By studying the historical time period in which the novel takes place, readers will better understand the novel. Historical significances are portrayed through the conquering of the Congo, the racism portrayed through the natives versus the white men and the grove of death. The novel is based on the conquering of the Congo for rubber and ivory trade in the late 1800’s. During this time period the Congo was under constant destruction for the abundance of rubber and ivory. Marlow explains the condition of the Congo, "And this also,’ said Marlow suddenly, ‘has been one of the dark places of the earth’" (Pg. 70). By understanding the historical events that occurred during that time period the novel is set in, readers can further understand the full underlying context of the novel and will keep readers appealed. Racism is present and is not frowned upon during this historical time period; the treatment of the natives by the white men is a prime example of the historical cruelty. Marlow describes the story of Fresleven, “Therefore he whacked the old nigger mercilessly, and while a big crowed of his people watched him, thunderstruck, till some man--I was told the chiefs son--in desperation at hearing the old chap yell, made a tentative jab with the spear at the white man” (Pg. 73). By understanding the hardships the natives in the Congo were put through during this prejudice time period, readers can understand the historical setting and relationship in the novel. In the late 1800’s, King Leopold was having his soldiers kill many slaves and this represented the grove of death in the novel. Marlow explains what the Grove of Death is, “Paths, paths, everywhere; a stamped-in network of paths spreading over the empty land, through the long grass, through burnt grass, through thickets, down and up chilly ravines, up and down stony hills ablaze with heat; and a solitude, a solitude, nobody, not a hut. The population had cleared out a long time ago” (Pg. 85). The representation of the Grove of Death in connection to King Leopold’s genocide in the Congo can further help a reader understand the historical relationships in the novel through further study. The literary criticism theory of Historicism and the relationships in the novel give readers an understanding of the historical significances that are portrayed in the novel. They study of the psychoanalytic theory can also help readers better understand the underlying context of the novel.

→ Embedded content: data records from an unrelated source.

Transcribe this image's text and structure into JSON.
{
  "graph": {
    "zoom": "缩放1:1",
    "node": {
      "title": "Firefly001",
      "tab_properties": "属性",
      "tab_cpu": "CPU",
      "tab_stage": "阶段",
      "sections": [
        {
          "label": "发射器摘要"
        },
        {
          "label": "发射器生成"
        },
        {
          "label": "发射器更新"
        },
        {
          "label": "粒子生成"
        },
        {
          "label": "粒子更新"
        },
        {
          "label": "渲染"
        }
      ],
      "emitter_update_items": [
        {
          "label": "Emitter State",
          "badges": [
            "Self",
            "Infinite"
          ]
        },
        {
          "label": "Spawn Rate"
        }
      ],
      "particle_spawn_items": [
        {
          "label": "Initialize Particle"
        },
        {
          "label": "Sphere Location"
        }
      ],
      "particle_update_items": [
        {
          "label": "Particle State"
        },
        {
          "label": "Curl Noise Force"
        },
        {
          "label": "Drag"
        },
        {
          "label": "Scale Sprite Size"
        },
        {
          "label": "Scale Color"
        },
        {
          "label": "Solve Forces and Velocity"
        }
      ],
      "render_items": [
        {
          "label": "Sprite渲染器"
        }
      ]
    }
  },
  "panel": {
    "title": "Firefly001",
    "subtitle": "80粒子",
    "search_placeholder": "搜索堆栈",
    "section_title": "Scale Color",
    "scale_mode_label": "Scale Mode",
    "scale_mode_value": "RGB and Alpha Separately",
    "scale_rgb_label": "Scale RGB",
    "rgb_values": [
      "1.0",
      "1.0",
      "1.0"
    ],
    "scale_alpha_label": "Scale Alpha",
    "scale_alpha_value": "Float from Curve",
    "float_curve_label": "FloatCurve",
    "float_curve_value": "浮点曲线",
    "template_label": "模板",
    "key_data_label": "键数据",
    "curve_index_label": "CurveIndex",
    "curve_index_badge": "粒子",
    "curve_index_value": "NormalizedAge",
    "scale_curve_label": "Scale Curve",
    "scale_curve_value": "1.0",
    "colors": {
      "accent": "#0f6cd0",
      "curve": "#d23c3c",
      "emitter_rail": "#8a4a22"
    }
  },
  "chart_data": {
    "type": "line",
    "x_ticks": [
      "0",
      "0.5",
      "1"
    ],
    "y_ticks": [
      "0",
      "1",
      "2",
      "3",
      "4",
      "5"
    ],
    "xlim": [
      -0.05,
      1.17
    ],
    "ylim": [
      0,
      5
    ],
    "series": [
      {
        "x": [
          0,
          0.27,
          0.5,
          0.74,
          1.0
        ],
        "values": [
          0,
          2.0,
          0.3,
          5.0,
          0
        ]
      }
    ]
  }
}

Marlow is a very complex character in the novel and by studying his mind and his behaviour as a representation of the author, readers will better understand the novel....